Within the academy, it is clearly important for tenured faculty to have intrinsic motivation. This is a cornerstone of self-determination theory, but runs contrary to having a strictly measured criterion for tenure success. There is a fundamental difficulty fostering intrinsic motivation if specific details will be used to decide the ultimate outcome. The paradoxical nature of tenure decisions manifests itself in the need to assess how well an individual grows when their role is largely self-determined. To have a pre-defined measure would bias the self-determined element and thus defy the very definition of tenure. What is important within self-determination theory is the relatedness inherent within it, whereby circumstantial relationships contribute positive feedback that helps develop intrinsic motivation. Rather than suggesting the importance of using this data, it points to a need to further humanize the process and encourage social interaction through the tenure-track years as a way to support both personal and professional growth. Just as autonomy does not support post-tenure lethargy, intrinsic motivation does not support treating tenure-track faculty as if they live and work within a vacuum.
Fundamentally, self-determination theory operates within individuals as people.

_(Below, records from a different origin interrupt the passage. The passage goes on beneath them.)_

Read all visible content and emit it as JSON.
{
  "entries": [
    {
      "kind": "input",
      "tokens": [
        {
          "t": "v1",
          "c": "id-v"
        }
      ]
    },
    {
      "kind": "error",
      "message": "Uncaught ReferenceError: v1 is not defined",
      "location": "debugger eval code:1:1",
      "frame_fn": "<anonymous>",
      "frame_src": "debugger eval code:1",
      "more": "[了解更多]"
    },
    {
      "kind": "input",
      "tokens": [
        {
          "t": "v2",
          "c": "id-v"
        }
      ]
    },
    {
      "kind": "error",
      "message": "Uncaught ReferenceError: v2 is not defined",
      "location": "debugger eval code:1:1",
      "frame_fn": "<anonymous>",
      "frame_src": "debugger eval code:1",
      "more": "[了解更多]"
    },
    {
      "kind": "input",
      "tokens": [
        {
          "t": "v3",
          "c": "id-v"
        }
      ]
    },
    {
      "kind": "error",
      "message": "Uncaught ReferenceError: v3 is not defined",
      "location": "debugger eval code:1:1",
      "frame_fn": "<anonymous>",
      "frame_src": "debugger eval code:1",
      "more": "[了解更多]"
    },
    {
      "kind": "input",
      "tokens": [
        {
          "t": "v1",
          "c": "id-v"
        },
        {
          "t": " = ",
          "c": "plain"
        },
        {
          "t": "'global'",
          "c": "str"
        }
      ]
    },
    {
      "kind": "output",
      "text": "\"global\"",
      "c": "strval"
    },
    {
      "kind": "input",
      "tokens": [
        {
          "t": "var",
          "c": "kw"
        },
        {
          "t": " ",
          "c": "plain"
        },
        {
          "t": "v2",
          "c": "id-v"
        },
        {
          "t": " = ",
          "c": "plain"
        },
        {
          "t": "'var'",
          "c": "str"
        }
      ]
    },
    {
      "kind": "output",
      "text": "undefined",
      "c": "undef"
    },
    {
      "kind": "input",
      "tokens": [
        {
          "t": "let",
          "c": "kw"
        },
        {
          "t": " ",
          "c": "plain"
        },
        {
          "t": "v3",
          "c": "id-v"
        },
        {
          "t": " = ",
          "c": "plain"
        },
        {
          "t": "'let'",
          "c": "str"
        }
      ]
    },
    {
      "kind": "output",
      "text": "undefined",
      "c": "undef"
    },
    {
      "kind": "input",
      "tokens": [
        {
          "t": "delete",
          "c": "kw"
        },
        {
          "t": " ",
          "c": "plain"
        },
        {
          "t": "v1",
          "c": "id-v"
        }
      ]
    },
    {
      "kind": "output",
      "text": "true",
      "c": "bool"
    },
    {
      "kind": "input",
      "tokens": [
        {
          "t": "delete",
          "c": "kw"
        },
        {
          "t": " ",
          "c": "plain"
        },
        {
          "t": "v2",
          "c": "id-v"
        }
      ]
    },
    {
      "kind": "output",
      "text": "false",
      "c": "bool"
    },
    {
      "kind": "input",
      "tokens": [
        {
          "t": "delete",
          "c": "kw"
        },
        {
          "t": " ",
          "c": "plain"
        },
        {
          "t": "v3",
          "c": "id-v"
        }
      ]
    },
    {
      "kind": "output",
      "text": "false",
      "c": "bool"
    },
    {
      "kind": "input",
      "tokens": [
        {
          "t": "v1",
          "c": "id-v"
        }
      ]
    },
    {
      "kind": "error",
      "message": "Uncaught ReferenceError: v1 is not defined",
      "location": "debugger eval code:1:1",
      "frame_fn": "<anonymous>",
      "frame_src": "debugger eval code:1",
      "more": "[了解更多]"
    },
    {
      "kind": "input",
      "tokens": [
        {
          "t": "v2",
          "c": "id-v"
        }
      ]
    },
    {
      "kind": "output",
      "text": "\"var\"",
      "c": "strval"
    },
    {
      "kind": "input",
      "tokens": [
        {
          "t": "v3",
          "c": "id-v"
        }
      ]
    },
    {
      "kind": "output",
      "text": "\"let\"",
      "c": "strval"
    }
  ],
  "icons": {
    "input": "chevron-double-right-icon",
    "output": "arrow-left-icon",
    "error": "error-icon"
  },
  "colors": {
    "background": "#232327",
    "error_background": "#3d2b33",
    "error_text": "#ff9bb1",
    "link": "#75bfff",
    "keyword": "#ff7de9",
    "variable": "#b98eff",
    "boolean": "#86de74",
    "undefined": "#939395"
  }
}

Furthermore, evaluation is a broadening of the notion of self that brings peers into the process of evaluation. Peer review is an approach to evaluation that shares the experience of developing one’s self-determination. It is qualitative because of the small sample—the evaluation of a single individual—and facilitates the human capacity for exercising choice. Tenure is fundamentally about personal growth and developing niche expertise, neither of which is suitable for a data-collection approach. It is, however, exactly what some qualitative methods were developed to reveal.
It is disturbing that ideas for altering evaluative approaches do not seem to consider the theoretical grounding of what is being proposed. The Academic Gateway does not provide details about which authors have achieved tenure. This is left purposely unresolved so that readers can consider how they might assess each individual’s merit for tenure. We doubt that anyone can come up with a data-collection approach that will successfully appraise the eventual tenure decisions of the book’s authors. AM